  9. Most definitely answer the lawsuit before the due date. Since Asset Acceptance is not the Original Creditor (OC) then I would definitely deny everything and challenge the following: a) the existence of the alleged debt (contract, evidence of you taking credit, etc) their right to collect (ownership, assignment, SOL, etc) c) the amount (exact accounting from day 1) Then make sure you build your case focusing on those 3 points. Find a bunch of case laws, evidence, etc. Don't forget to add as many counterclaims to your case to throw it out of balance for the Plaintiff. In addition, in what year
  10. It has been more than a year since I've used this forum that helped me beat the heck out of two law firms out of court and discard a whole lot of JDB harassment that's been trying to get in a way of my life.. jerks! all with the help of some folks at this place. It's interesting that even after I put all of this behind me and looked forward to get back to my "normal" life where I don't have to deal with collections and legal stuff - I still think about some folks that helped me along the way - folks I've never even met in person or even know who they are - I guess this "collections" stuff bec

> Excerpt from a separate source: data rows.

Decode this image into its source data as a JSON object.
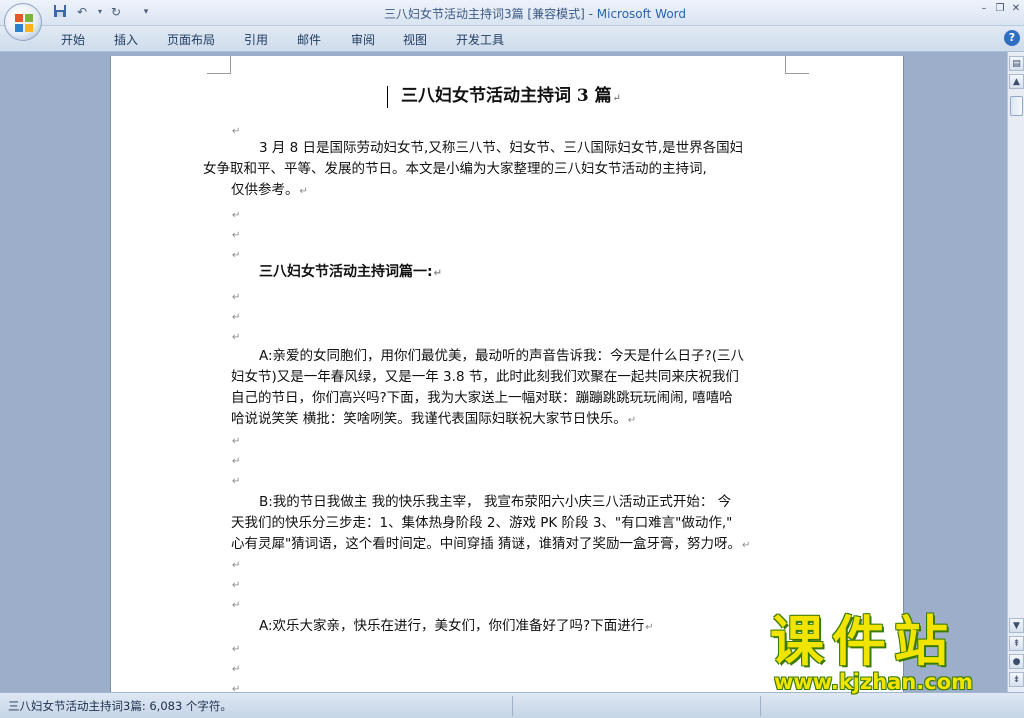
{
  "window": {
    "title_doc": "三八妇女节活动主持词3篇 [兼容模式]",
    "title_sep": " - ",
    "title_app": "Microsoft Word"
  },
  "quick_access": {
    "save_icon": "save-icon",
    "undo_icon": "undo-icon",
    "redo_icon": "redo-icon",
    "customize_icon": "customize-icon"
  },
  "ribbon": {
    "tabs": [
      "开始",
      "插入",
      "页面布局",
      "引用",
      "邮件",
      "审阅",
      "视图",
      "开发工具"
    ]
  },
  "document": {
    "title": "三八妇女节活动主持词 3 篇",
    "intro_1": "3 月 8 日是国际劳动妇女节,又称三八节、妇女节、三八国际妇女节,是世界各国妇",
    "intro_2": "女争取和平、平等、发展的节日。本文是小编为大家整理的三八妇女节活动的主持词,",
    "intro_3": "仅供参考。",
    "heading_1": "三八妇女节活动主持词篇一:",
    "a1_1": "A:亲爱的女同胞们，用你们最优美，最动听的声音告诉我：今天是什么日子?(三八",
    "a1_2": "妇女节)又是一年春风绿，又是一年 3.8 节，此时此刻我们欢聚在一起共同来庆祝我们",
    "a1_3": "自己的节日，你们高兴吗?下面，我为大家送上一幅对联：蹦蹦跳跳玩玩闹闹, 嘻嘻哈",
    "a1_4": "哈说说笑笑 横批：笑啥咧笑。我谨代表国际妇联祝大家节日快乐。",
    "b1_1": "B:我的节日我做主 我的快乐我主宰， 我宣布荥阳六小庆三八活动正式开始： 今",
    "b1_2": "天我们的快乐分三步走：1、集体热身阶段 2、游戏 PK 阶段 3、\"有口难言\"做动作,\"",
    "b1_3": "心有灵犀\"猜词语，这个看时间定。中间穿插 猜谜，谁猜对了奖励一盒牙膏，努力呀。",
    "a2_1": "A:欢乐大家亲，快乐在进行，美女们，你们准备好了吗?下面进行"
  },
  "status": {
    "text": "三八妇女节活动主持词3篇: 6,083 个字符。"
  },
  "watermark": {
    "main": "课件站",
    "url": "www.kjzhan.com"
  },
  "colors": {
    "ribbon_bg": "#d9e4f2",
    "doc_bg": "#9caec9",
    "watermark": "#f0e400"
  }
}
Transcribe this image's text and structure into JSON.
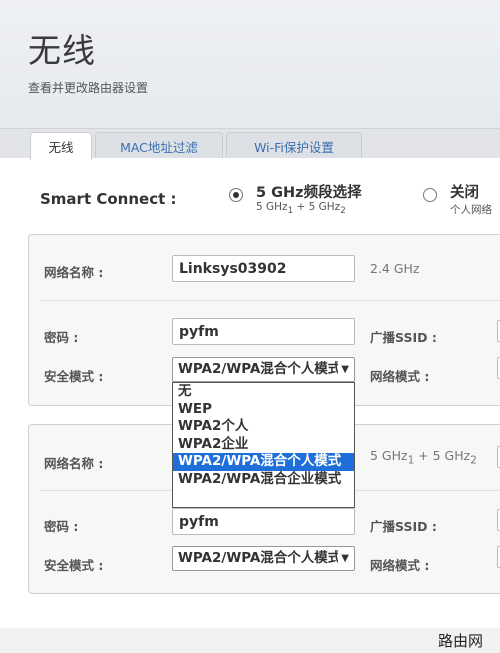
{
  "page": {
    "title": "无线",
    "subtitle": "查看并更改路由器设置"
  },
  "tabs": [
    {
      "label": "无线",
      "active": true
    },
    {
      "label": "MAC地址过滤",
      "active": false
    },
    {
      "label": "Wi-Fi保护设置",
      "active": false
    }
  ],
  "smart_connect": {
    "label": "Smart Connect :",
    "option1": {
      "title": "5 GHz频段选择",
      "sub": "5 GHz1 + 5 GHz2",
      "checked": true
    },
    "option2": {
      "title": "关闭",
      "sub": "个人网络",
      "checked": false
    }
  },
  "panel1": {
    "network_name_label": "网络名称 :",
    "network_name": "Linksys03902",
    "band": "2.4 GHz",
    "password_label": "密码 :",
    "password": "pyfm",
    "broadcast_label": "广播SSID :",
    "security_label": "安全模式 :",
    "security_value": "WPA2/WPA混合个人模式",
    "network_mode_label": "网络模式 :"
  },
  "dropdown": {
    "options": [
      "无",
      "WEP",
      "WPA2个人",
      "WPA2企业",
      "WPA2/WPA混合个人模式",
      "WPA2/WPA混合企业模式"
    ],
    "selected_index": 4
  },
  "panel2": {
    "network_name_label": "网络名称 :",
    "band": "5 GHz1 + 5 GHz2",
    "password_label": "密码 :",
    "password": "pyfm",
    "broadcast_label": "广播SSID :",
    "security_label": "安全模式 :",
    "security_value": "WPA2/WPA混合个人模式",
    "network_mode_label": "网络模式 :"
  },
  "watermark": "路由网"
}
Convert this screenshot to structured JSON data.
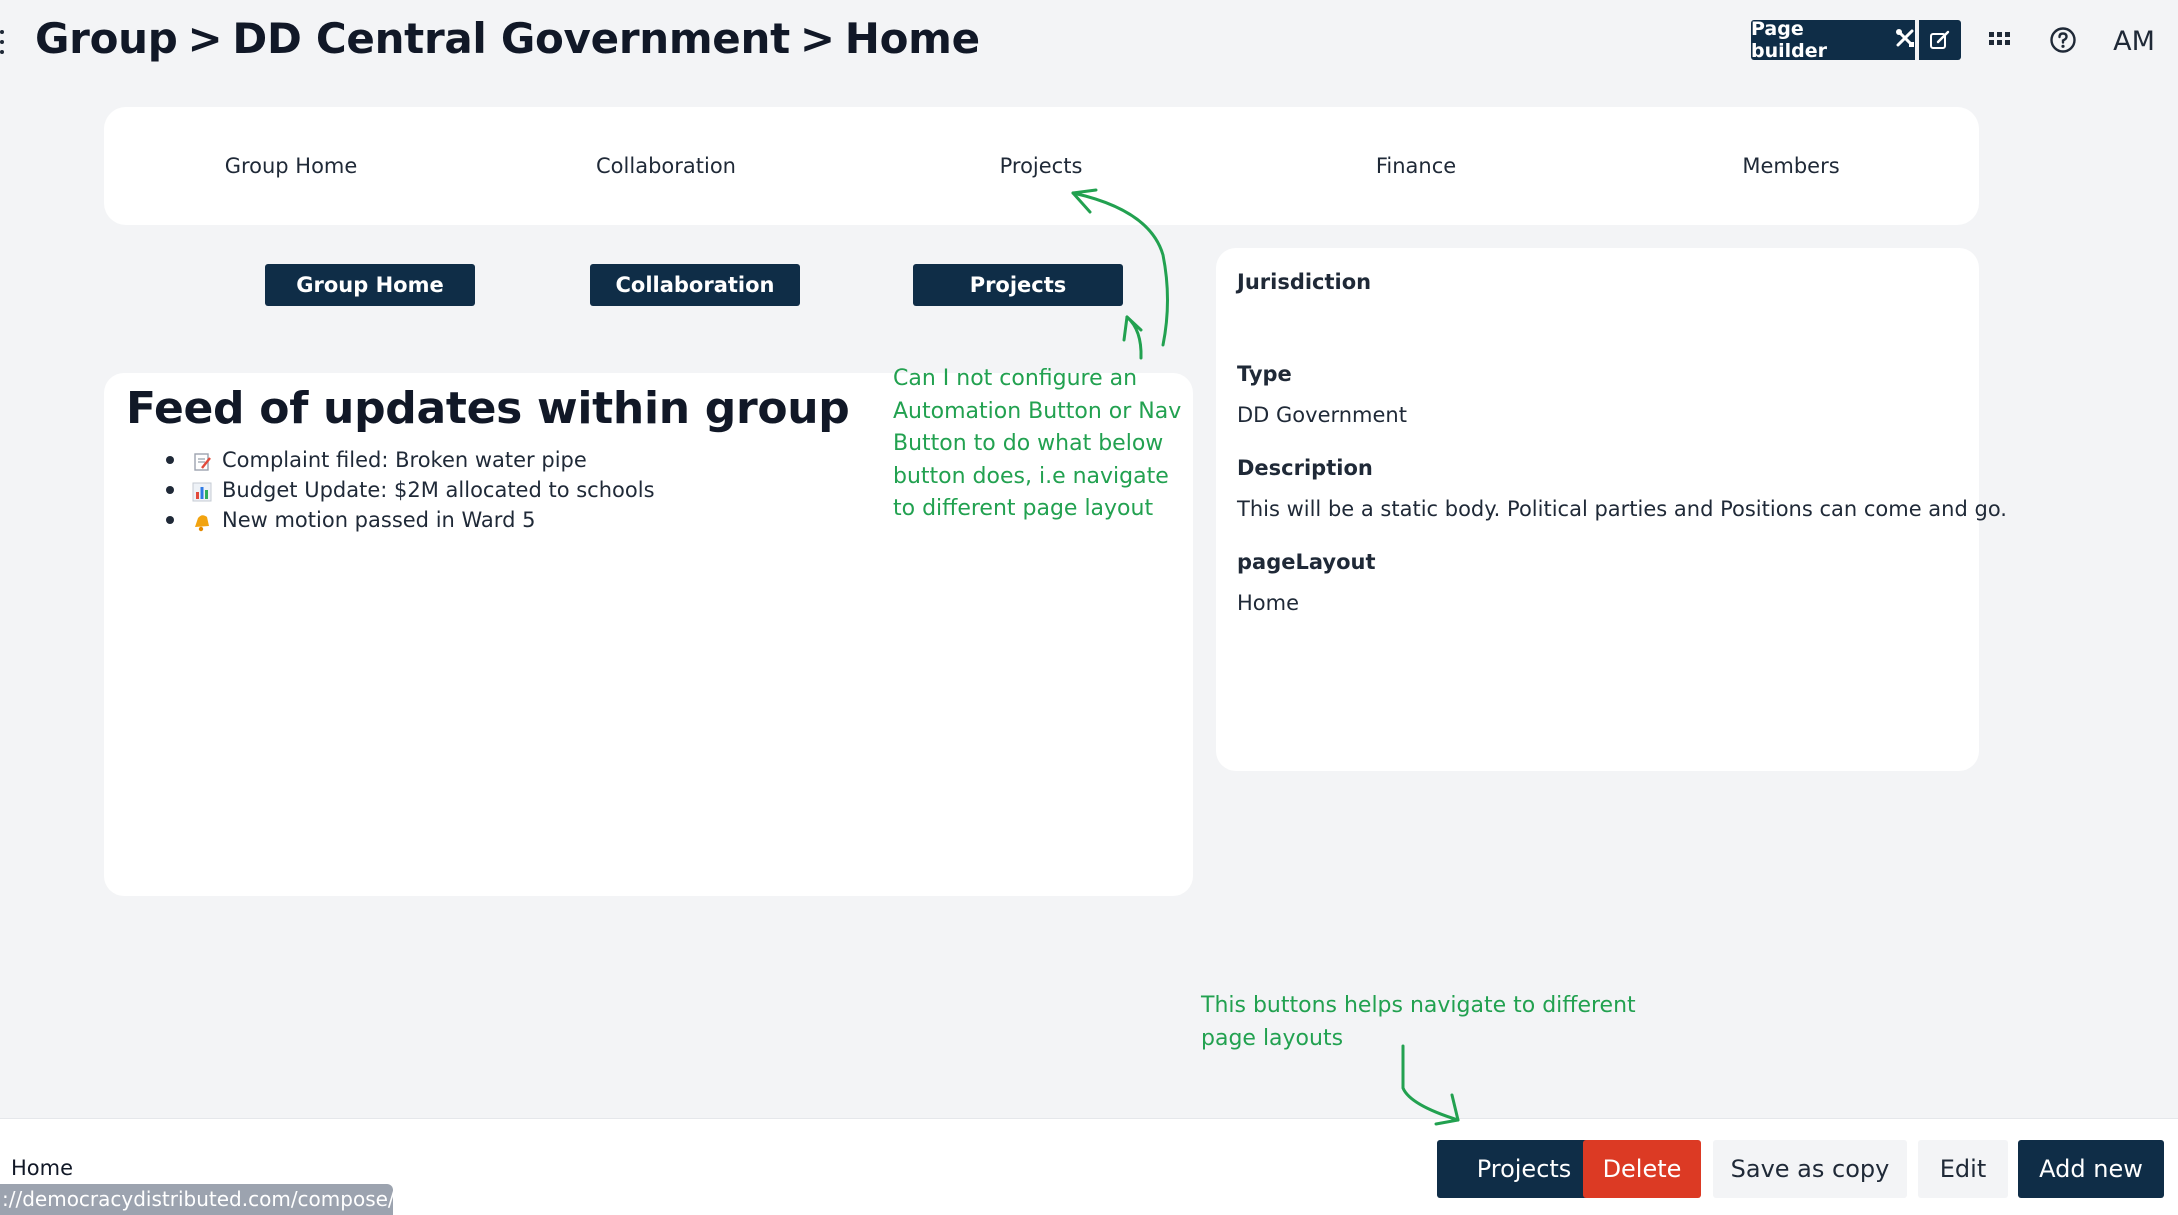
{
  "header": {
    "breadcrumb": [
      "Group",
      "DD Central Government",
      "Home"
    ],
    "separator": ">",
    "page_builder_label": "Page builder",
    "avatar_initials": "AM"
  },
  "nav_tabs": [
    "Group Home",
    "Collaboration",
    "Projects",
    "Finance",
    "Members"
  ],
  "nav_buttons": [
    "Group Home",
    "Collaboration",
    "Projects"
  ],
  "feed": {
    "title": "Feed of updates within group",
    "items": [
      {
        "icon": "memo-icon",
        "text": "Complaint filed: Broken water pipe"
      },
      {
        "icon": "bar-chart-icon",
        "text": "Budget Update: $2M allocated to schools"
      },
      {
        "icon": "bell-icon",
        "text": "New motion passed in Ward 5"
      }
    ]
  },
  "details": {
    "jurisdiction_label": "Jurisdiction",
    "jurisdiction_value": "",
    "type_label": "Type",
    "type_value": "DD Government",
    "description_label": "Description",
    "description_value": "This will be a static body. Political parties and Positions can come and go.",
    "page_layout_label": "pageLayout",
    "page_layout_value": "Home"
  },
  "annotations": {
    "top_note": [
      "Can I not configure an",
      "Automation Button or Nav",
      "Button to do what below",
      "button does, i.e navigate",
      "to different page layout"
    ],
    "bottom_note": [
      "This buttons helps navigate to different",
      "page layouts"
    ]
  },
  "footer": {
    "current_layout": "Home",
    "status_url": "://democracydistributed.com/compose/#",
    "actions": {
      "projects": "Projects",
      "delete": "Delete",
      "save_copy": "Save as copy",
      "edit": "Edit",
      "add_new": "Add new"
    }
  },
  "colors": {
    "primary": "#0f2d47",
    "danger": "#dc3a24",
    "annotation": "#22a150",
    "background": "#f3f4f6"
  }
}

  11. Depending on what the records say and how they are being used determines whether it's hearsay or not. If the records say (or appear to say) that the affiant has first hand original knowledge on the matter (the debt) but the affiant has never worked for the OC, then it's hearsay, because his knowledge does not determine the validity of the debt as he is trying to claim in his statements and the evidence presented can not be used as valid evidence for that reason. His trustworthiness is completely irrelevant in this case. We can say that he is saying the truth and 100% truth and we believe eve
  12. Sworn Denial should go below the answer and the affidavit (the same as verification by affidavit) would go below the MTS (or below each of the MTS').
  13. I got a little sidetracked. I think you should add that: 1. The Account Statement does not reflect an agreement or agreements by the Defendant to the alleged debt to pay the amount described. 2. The Account Statement does not provide a complete accounting of the supposed debt, which would show the accounting methods used, the itemized charges on the account, attached agreements that would reflect interest rates and fees and that would be applied to the principal within the dates those supposed agreements were in "active" status and agreed by the defendant to the terms of such agreements. The S
  14. You can either type the name or just put the "Defendant pro per" or both (I usually put either the 2nd or both) under the signature, but don't sign it until the notary or the clerk will see you sign it in front of them.